When Typhoon Haiyan struck the Philippines last November, Sean Milliken, the director of nonprofit strategy at eBay, quickly got in touch with disaster response charities like the American Red Cross and Save the Children. Within 24 hours, he was sending out campaign appeals on several charities’ behalf to eBay and PayPal users in countries around the world.
Now eBay has put together a neat visualization that shows the outpouring of giving that happened across all of its platforms in the 30 days after the typhoon.
Click here for the interactive version, and you can see each donation along with where it came from in the world. In total, 563,622 people from 162 countries used eBay or PayPal to donate a total of $23 million in the 30 days after the typhoon made landfall, killing more than 6,000 people and leaving millions of people homeless. Some was in response to the company’s direct appeals, but many people also used PayPal to give directly to charities on their own. Eighty percent of the $23 million was raised in the first 10 days.

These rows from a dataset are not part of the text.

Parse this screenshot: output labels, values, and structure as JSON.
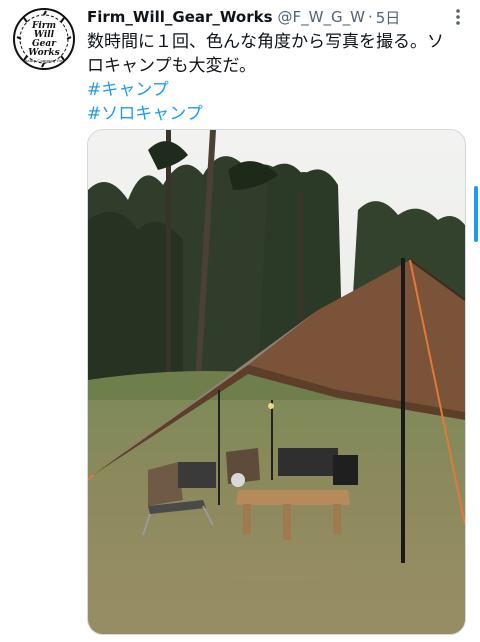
{
  "author": {
    "display_name": "Firm_Will_Gear_Works",
    "handle": "@F_W_G_W",
    "separator": "·",
    "time": "5日",
    "avatar": {
      "logo_lines": [
        "Firm",
        "Will",
        "Gear",
        "Works"
      ],
      "logo_small": "Quality Camping Gear"
    }
  },
  "tweet": {
    "line1": "数時間に１回、色んな角度から写真を撮る。ソ",
    "line2": "ロキャンプも大変だ。",
    "hashtags": [
      "#キャンプ",
      "#ソロキャンプ"
    ]
  },
  "icons": {
    "more": "more-vertical-icon"
  },
  "colors": {
    "link": "#1d9bf0",
    "muted": "#536471",
    "text": "#0f1419"
  }
}
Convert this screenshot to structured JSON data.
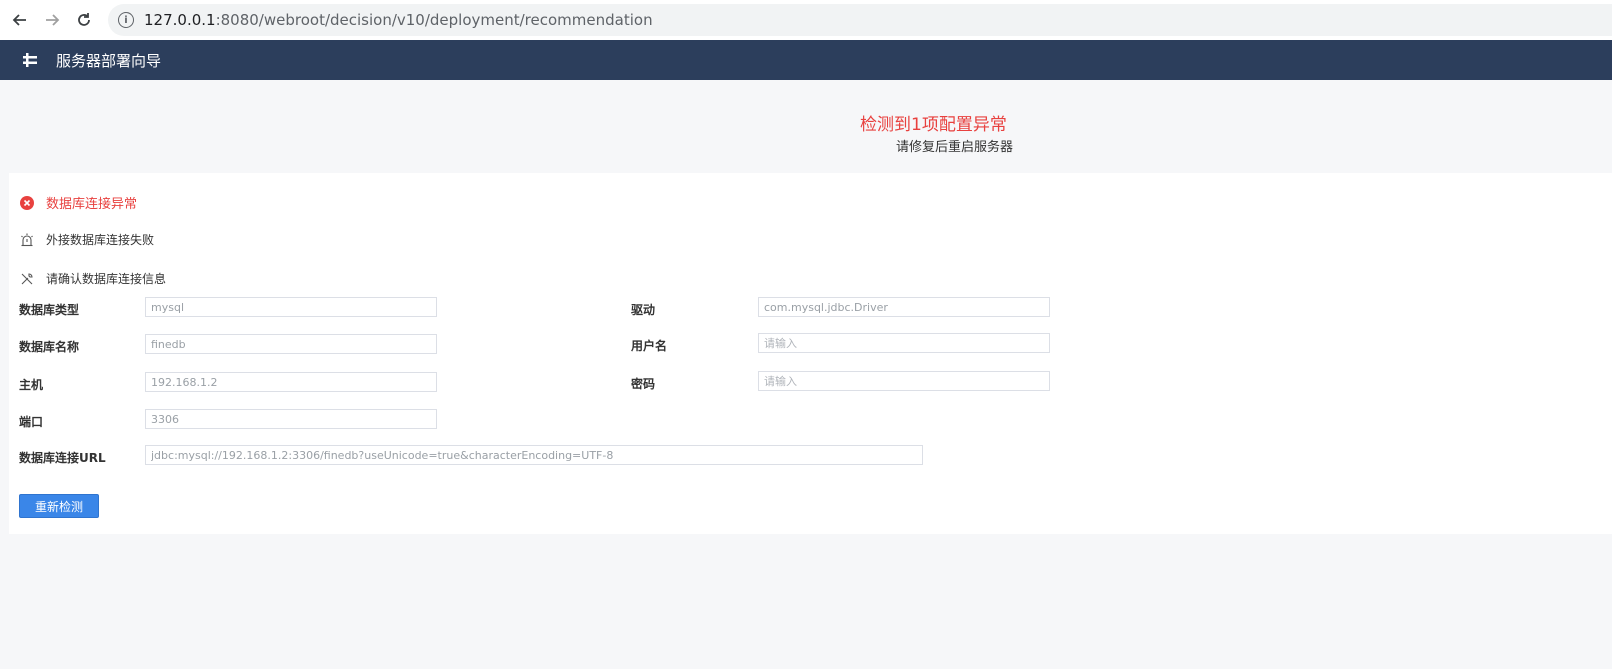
{
  "browser": {
    "url_host": "127.0.0.1",
    "url_path": ":8080/webroot/decision/v10/deployment/recommendation"
  },
  "header": {
    "title": "服务器部署向导"
  },
  "status": {
    "headline": "检测到1项配置异常",
    "subtitle": "请修复后重启服务器"
  },
  "issue": {
    "error_title": "数据库连接异常",
    "reason": "外接数据库连接失败",
    "fix_hint": "请确认数据库连接信息"
  },
  "form": {
    "db_type": {
      "label": "数据库类型",
      "value": "mysql"
    },
    "driver": {
      "label": "驱动",
      "value": "com.mysql.jdbc.Driver"
    },
    "db_name": {
      "label": "数据库名称",
      "value": "finedb"
    },
    "username": {
      "label": "用户名",
      "placeholder": "请输入"
    },
    "host": {
      "label": "主机",
      "value": "192.168.1.2"
    },
    "password": {
      "label": "密码",
      "placeholder": "请输入"
    },
    "port": {
      "label": "端口",
      "value": "3306"
    },
    "url": {
      "label": "数据库连接URL",
      "value": "jdbc:mysql://192.168.1.2:3306/finedb?useUnicode=true&characterEncoding=UTF-8"
    }
  },
  "actions": {
    "recheck_label": "重新检测"
  },
  "colors": {
    "header_bg": "#2c3e5c",
    "error_red": "#e8413f",
    "primary_blue": "#3a86e8"
  }
}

Those donations came from three sources, as you can see in the visualization: People who used PayPal to send money to a charitable organization, eBay sellers who checked a box to donate a portion of their profits to charity, and eBay buyers who opted to give charity while making a purchase. (eBay did not collect any fees for the vast majority of donations, with the exception of one charity in one country that was a special case, according to Milliken.)
“One of the things that stands out to me is how small acts of giving can have an impact,” says Milliken, noting that people gave anywhere from one penny to $20,000. Interestingly, at more than $300,000, the Philippines itself gave the fourth largest dollar amount among nations. “This really was a story of scale, and that was what we are trying to bring through in the data visualization,” he says.
All in all, the $23 million represented only about 4.5% of donations made through eBay and PayPal platforms in 2013, which totaled to $4.9 billion. But the disaster marked one of the largest charitable responses on eBay’s platforms to date to a single major event, though Milliken attributes this as much to the company’s savvier and faster response appeals as to people’s increased levels of digital giving. For comparison, people used eBay and PayPal to donate $10 million in the wake of Hurricane Sandy.
Explore the graphic here.